Some mutual friends had recently notified me that Jimmy Holt, one of the state’s most popular outdoorsmen and a long-time newspaper colleague, was dealing with serious health issues and might pass at any moment.
That’s why I was surprised to get a phone call from him one morning a couple of weeks ago, a day or two after the death of my wife Mary Frances.
Jimmy offered condolences and said he how fond he was of Mary Frances and what a joy she was to be around.
We talked for 15 minutes or longer, reminiscing about our old newspaper days at The Tennessean. At one point I asked how he was doing.

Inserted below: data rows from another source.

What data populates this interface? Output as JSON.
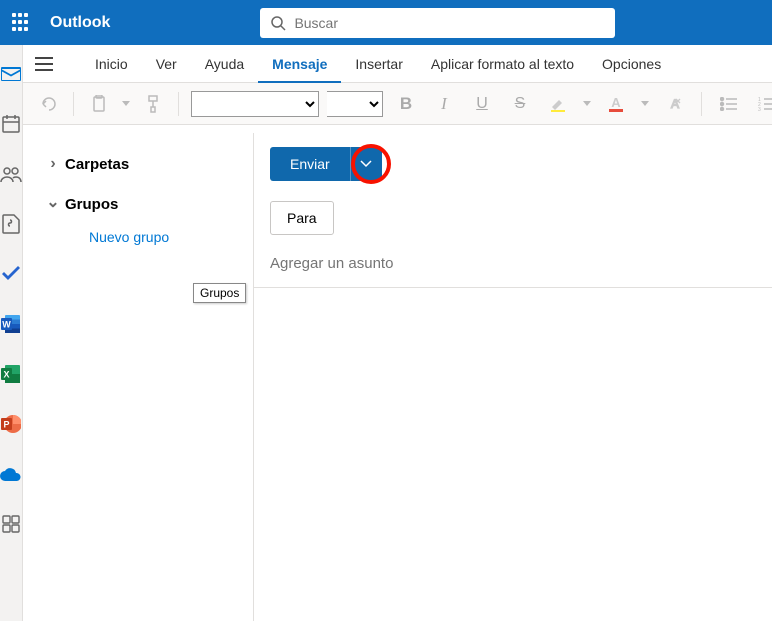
{
  "header": {
    "app_name": "Outlook",
    "search_placeholder": "Buscar"
  },
  "tabs": {
    "items": [
      {
        "label": "Inicio",
        "active": false
      },
      {
        "label": "Ver",
        "active": false
      },
      {
        "label": "Ayuda",
        "active": false
      },
      {
        "label": "Mensaje",
        "active": true
      },
      {
        "label": "Insertar",
        "active": false
      },
      {
        "label": "Aplicar formato al texto",
        "active": false
      },
      {
        "label": "Opciones",
        "active": false
      }
    ]
  },
  "sidebar": {
    "folders_label": "Carpetas",
    "groups_label": "Grupos",
    "new_group_label": "Nuevo grupo",
    "tooltip_text": "Grupos"
  },
  "compose": {
    "send_label": "Enviar",
    "to_label": "Para",
    "subject_placeholder": "Agregar un asunto"
  },
  "icons": {
    "mail": "mail-icon",
    "calendar": "calendar-icon",
    "people": "people-icon",
    "files": "files-icon",
    "todo": "todo-icon",
    "word": "word-icon",
    "excel": "excel-icon",
    "powerpoint": "powerpoint-icon",
    "onedrive": "onedrive-icon",
    "more": "more-icon"
  }
}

“Aw, I’m hanging in,” he said, and shifted the conservation back to Mary Frances and said his prayers were with us.
A few days later I got word that Jimmy had died.
Middle Tennessee lost arguably its most popular outdoors personality and I lost a long-time friend. I wasn’t alone. Jimmy Holt was everybody’s favorite fishin’ buddy.
“Jimmy probably meant more to me personally and professionally than anybody I’ve ever known,” said Lebanon’s Jim Duckworth, a fishing guide, fishing-video producer and one of Holt’s pals for decades.
“He taught me everything I know about videotaping, he was the best fisherman I was ever around, and he was just a great all-around guy,” Duckworth said. “He had that same natural charisma that Bill Dance has – everybody who knew him loved him. Jimmy Holt had a million friends and no enemies.”
I first met Jimmy when I joined The Tennessean sports staff in 1967. At the time he was a photographer, and would go on to become the paper’s fishing writer and outdoors editor.
Jimmy was a superb photographer whose engaging personality gained him lots of behind-the-scenes access. One summer he met an aspiring young singer named Elvis Presley. Jimmy hung out around town with Elvis and accumulated a collection of candid photos.
In addition to being a newspaperman and photographer, Jimmy was also a Metro councilman and boat dealer. But it was his work on the Tennessee Outdoorsman Show, broadcast on Nashville’s PBS station from 1969-2001, for which he was most famous.
Jimmy’s wit and sense of humor made the show a long-running success. One example: Jimmy and co-host Glen Smith were taping a show on a section of Center Hill Lake known as Indian Creek when they struck up a conversation.
“Glen, I wonder why they call this place Indian Creek?” Jimmy asked.
“Gosh, I don’t know, Jimmy,” dead-panned Glen, turning his back to camera – which showed an arrow protruding from the back of his life jacket.
Such fun-loving hi-jinks didn’t distract from the fact that Jimmy was an expert outdoorsman, an avid fisherman and an authority on area waters. He caught fish – big ones and lots of them – when other anglers were getting skunked.
Jimmy was also a dedicated duck hunter. During waterfowl season Jimmy and Tennessean owner Amon Evans would disappear for weeks, hunting out of Amon’s duck camp in West Tennessee.
After Jimmy retired from the Tennessean I eventually took over the outdoor editor’s job and we stayed in contact over the years. Usually we talked about fishing or newspapering. Fittingly, our final conversation was about Jimmy’s concern for others – his mourning the passing of Mary Frances and his concern about how I was doing.
Now, after a half-century’s friendship, Jimmy Holt is gone. He’ll be missed here, but the angels are going to hear some great fishing yarns.